▸ Work item: Look through the entries and report how many lines include the word "Antall". Give the number alone.

Dataset records below:

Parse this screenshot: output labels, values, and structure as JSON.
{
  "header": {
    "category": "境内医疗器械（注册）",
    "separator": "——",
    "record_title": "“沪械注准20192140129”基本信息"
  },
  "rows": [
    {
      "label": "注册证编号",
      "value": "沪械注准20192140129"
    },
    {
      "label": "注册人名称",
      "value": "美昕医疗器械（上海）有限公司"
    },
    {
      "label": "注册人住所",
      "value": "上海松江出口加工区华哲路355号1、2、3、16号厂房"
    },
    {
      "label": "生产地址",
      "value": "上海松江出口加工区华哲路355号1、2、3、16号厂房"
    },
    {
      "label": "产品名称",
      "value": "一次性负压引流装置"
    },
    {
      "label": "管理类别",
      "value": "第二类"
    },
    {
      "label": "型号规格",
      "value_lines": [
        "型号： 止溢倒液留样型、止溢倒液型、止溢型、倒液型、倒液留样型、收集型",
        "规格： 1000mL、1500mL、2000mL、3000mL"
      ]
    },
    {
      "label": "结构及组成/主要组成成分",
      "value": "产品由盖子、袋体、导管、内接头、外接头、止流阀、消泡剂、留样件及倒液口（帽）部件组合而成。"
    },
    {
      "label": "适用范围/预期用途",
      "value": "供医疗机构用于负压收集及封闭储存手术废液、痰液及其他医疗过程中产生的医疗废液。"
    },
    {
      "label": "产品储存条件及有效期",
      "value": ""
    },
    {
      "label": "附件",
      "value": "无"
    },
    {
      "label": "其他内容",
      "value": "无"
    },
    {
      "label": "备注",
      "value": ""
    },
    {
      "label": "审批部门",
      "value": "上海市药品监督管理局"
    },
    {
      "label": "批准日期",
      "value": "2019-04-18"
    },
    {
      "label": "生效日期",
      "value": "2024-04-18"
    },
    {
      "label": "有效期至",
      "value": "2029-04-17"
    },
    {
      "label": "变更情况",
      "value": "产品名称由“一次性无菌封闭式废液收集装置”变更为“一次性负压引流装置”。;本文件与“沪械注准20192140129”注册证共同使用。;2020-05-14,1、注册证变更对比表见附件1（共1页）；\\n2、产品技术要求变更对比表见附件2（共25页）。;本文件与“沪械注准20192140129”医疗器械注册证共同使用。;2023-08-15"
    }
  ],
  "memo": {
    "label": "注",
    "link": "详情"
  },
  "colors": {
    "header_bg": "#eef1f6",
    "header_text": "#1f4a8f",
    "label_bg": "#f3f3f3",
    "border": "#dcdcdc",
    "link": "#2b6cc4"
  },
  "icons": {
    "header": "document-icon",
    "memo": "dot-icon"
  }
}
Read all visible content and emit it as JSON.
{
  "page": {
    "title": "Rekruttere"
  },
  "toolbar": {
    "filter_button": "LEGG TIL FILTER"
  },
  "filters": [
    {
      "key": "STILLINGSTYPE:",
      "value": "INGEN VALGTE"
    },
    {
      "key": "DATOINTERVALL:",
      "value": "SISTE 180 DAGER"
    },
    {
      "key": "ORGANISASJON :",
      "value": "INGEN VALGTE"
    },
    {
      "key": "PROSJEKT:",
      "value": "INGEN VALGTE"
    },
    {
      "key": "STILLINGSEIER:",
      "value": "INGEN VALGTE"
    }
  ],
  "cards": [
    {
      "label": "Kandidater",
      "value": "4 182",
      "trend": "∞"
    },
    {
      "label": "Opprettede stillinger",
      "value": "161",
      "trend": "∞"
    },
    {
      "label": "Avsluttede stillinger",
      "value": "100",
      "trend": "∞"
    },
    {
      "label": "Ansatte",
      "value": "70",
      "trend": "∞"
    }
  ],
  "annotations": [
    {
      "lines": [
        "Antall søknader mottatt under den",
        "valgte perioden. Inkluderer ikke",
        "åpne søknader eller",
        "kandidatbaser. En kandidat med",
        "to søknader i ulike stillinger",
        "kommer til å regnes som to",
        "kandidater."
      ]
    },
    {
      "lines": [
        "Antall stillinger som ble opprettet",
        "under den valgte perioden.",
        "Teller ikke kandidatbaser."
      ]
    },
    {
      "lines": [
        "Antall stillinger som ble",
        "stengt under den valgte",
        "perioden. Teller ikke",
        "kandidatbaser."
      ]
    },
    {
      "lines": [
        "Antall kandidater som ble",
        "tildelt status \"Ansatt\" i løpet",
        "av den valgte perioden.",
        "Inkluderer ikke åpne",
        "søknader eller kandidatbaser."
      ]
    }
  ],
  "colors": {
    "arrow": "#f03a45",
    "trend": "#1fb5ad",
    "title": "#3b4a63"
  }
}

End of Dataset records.

▸ Response: 4